I’m thinking about the way I write and have written. How that has changed over time. How it seems to be missing something, and then doesn’t seem to miss a thing. How my own sense of my writing has undergone changes out of sync with the writing itself.
I know what I want, though. I want my prose and my poetry to be lyrical and muscular, two possibly opposing values. I want it to be tough and hard-nosed like Hemingway, lyrical like Rilke, whimsical and elegant like Stevens. I want elements of slap-stick silliness and despair found in Boris Vian and Henri Michaux to combine with Woolf’s ability to extend and stop time under waves. I want my writing to be as funny as Flann, as heart-breaking as Hardy, and as mystical as Rumi.
* * * * *
There are no nations in the Republic of Letters, or in the coming Republic of Arts. Tribes, perhaps. But no nations. Can I still say, then, that I want to be as Teutonic as Musil, as Hispanic as Vallejo, as Asian as Kawabata? As Russian as Bely, as Italian as Pirandello, as French/Jewish/Egyptian/Italian as Edmund Jabes?
Those who transcend. Those who can not be pinned down. Ever. I want my writing to entail and extend and expand that. Like Milan Kundera, like Kafka, like Chinua Achebe, Like the Egyptian, Lebanese, French novelist Andree Chedid.
And with that writing I will paint, and sing, and play the beautiful piano in my living room.
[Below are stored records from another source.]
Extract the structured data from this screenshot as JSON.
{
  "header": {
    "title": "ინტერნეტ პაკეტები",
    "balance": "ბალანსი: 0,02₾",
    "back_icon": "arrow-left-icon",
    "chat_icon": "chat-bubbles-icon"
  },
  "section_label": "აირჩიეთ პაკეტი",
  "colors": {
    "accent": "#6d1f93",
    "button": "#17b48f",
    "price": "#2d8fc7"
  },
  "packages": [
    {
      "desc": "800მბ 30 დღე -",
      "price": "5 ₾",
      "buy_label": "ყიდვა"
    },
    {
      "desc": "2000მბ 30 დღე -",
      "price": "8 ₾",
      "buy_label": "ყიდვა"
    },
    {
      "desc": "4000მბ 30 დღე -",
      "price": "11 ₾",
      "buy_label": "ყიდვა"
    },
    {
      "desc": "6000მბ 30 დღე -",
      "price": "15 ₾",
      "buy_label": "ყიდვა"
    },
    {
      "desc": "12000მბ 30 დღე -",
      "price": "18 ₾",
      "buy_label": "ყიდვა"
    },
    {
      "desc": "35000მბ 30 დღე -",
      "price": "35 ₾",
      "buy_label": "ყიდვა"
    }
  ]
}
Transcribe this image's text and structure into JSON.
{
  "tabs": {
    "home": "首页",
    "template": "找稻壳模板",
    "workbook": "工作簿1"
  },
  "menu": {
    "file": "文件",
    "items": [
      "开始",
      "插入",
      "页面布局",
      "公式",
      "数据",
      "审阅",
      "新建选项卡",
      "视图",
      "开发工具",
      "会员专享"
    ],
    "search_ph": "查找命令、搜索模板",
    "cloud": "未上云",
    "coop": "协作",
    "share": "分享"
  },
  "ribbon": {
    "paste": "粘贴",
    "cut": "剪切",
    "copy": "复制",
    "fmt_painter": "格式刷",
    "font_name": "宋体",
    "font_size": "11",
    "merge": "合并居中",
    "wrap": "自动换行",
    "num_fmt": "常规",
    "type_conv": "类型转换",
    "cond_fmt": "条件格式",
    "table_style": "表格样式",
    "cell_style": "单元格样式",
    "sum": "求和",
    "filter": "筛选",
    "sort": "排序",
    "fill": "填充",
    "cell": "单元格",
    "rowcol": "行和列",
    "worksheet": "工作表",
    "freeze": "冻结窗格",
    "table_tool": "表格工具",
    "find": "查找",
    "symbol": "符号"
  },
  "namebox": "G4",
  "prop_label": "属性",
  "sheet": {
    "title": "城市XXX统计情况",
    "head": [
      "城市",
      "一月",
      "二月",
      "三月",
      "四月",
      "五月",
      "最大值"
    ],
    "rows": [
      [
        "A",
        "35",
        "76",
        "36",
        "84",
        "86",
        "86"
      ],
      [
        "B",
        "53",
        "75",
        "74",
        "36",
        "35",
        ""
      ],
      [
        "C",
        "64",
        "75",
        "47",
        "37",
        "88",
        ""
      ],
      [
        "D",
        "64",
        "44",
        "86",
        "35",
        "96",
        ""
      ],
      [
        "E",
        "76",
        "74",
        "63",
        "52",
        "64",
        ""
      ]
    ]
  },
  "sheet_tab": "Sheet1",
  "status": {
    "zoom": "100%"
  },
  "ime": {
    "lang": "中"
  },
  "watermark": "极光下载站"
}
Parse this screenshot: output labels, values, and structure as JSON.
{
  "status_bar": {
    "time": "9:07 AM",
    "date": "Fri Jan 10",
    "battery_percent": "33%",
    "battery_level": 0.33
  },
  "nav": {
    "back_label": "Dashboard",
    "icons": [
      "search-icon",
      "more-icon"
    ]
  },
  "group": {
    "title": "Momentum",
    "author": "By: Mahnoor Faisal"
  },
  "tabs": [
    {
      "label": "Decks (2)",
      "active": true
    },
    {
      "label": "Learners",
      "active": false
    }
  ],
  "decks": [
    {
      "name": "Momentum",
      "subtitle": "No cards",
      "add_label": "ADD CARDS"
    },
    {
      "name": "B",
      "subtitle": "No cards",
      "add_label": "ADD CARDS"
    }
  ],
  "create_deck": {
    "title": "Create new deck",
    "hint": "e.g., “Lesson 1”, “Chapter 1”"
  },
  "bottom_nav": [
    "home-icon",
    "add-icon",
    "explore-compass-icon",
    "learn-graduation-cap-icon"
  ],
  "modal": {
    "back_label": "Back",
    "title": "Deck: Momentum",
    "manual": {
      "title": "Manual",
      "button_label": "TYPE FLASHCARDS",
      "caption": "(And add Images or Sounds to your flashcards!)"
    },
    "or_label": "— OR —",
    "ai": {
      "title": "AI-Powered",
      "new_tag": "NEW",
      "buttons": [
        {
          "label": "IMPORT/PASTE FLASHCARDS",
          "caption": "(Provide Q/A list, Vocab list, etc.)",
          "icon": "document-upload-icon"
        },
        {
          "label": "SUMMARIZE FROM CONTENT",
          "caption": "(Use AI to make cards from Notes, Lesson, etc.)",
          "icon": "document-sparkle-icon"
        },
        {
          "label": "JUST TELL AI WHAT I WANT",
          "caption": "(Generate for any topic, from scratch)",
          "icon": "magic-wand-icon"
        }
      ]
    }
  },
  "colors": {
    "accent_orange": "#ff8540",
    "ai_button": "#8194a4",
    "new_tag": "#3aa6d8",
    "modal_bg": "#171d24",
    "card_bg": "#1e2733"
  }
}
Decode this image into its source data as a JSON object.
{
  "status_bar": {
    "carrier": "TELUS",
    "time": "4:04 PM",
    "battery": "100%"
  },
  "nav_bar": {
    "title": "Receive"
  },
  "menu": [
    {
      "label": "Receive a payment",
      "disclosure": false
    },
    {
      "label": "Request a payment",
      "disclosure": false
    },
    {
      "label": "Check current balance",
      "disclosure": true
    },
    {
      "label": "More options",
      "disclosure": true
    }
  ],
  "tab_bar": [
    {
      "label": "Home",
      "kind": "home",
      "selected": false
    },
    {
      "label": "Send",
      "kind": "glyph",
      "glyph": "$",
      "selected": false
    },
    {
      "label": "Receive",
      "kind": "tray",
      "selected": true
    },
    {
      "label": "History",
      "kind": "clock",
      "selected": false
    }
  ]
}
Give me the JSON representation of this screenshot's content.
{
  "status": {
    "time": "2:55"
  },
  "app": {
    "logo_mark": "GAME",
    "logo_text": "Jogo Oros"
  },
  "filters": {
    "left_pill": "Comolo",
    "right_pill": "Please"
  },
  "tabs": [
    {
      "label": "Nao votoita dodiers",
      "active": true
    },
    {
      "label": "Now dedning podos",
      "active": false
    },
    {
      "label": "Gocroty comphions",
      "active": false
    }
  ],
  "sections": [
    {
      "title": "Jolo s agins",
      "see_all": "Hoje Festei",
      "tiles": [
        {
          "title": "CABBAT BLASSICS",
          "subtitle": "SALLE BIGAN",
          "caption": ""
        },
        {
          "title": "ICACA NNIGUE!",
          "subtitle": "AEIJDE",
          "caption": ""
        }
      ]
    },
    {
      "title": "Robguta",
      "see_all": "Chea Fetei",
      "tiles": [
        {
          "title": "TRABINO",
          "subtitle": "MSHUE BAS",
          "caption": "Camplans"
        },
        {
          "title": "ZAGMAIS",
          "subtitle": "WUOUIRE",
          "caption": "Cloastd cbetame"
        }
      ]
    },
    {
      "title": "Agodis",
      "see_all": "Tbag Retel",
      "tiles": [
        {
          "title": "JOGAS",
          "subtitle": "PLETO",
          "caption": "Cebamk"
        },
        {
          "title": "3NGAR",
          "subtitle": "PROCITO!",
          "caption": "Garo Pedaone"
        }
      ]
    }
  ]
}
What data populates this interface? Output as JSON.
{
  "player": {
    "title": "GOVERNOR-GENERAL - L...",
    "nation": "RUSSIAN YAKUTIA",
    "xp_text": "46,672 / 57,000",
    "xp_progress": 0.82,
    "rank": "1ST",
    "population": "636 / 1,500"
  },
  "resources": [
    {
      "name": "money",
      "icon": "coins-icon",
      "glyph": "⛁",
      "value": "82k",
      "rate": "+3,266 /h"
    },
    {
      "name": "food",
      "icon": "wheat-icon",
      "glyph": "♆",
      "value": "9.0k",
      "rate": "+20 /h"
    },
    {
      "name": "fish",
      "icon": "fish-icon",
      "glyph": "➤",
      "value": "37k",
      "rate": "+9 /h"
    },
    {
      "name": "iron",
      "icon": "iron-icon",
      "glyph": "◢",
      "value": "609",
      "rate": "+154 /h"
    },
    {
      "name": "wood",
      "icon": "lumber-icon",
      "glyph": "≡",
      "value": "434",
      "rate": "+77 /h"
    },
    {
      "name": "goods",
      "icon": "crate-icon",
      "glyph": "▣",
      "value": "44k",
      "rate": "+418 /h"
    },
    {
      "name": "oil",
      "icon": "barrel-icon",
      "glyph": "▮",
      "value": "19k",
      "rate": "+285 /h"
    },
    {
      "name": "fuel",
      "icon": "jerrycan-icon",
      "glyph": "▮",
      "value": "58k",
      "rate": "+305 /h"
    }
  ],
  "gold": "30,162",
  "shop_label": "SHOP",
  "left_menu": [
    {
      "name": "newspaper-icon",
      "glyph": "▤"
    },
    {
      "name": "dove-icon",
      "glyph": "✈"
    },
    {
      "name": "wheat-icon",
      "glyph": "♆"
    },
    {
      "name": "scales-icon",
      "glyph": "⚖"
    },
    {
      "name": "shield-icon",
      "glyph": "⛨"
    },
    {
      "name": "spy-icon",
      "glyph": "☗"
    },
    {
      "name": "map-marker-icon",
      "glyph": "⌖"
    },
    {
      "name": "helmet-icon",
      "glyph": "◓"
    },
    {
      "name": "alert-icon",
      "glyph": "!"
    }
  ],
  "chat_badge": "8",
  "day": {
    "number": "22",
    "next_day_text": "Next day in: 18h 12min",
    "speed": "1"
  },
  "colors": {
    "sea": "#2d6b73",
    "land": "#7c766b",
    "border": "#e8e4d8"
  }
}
Wanting to do all these things at the same time, I will go through periods without doing any of them. Wanting to write like the many listed above, I will go through periods without writing at all.
Harold Bloom talks about the anxiety of influence. How this has to be overcome by all writers on their way to their own voice, their own place in the pantheon. For me, the anxiety has been crippling at times, exhilarating in other ways, destructive, instructive and . . . and . . .
When I write about writing I do not write. I wait for her.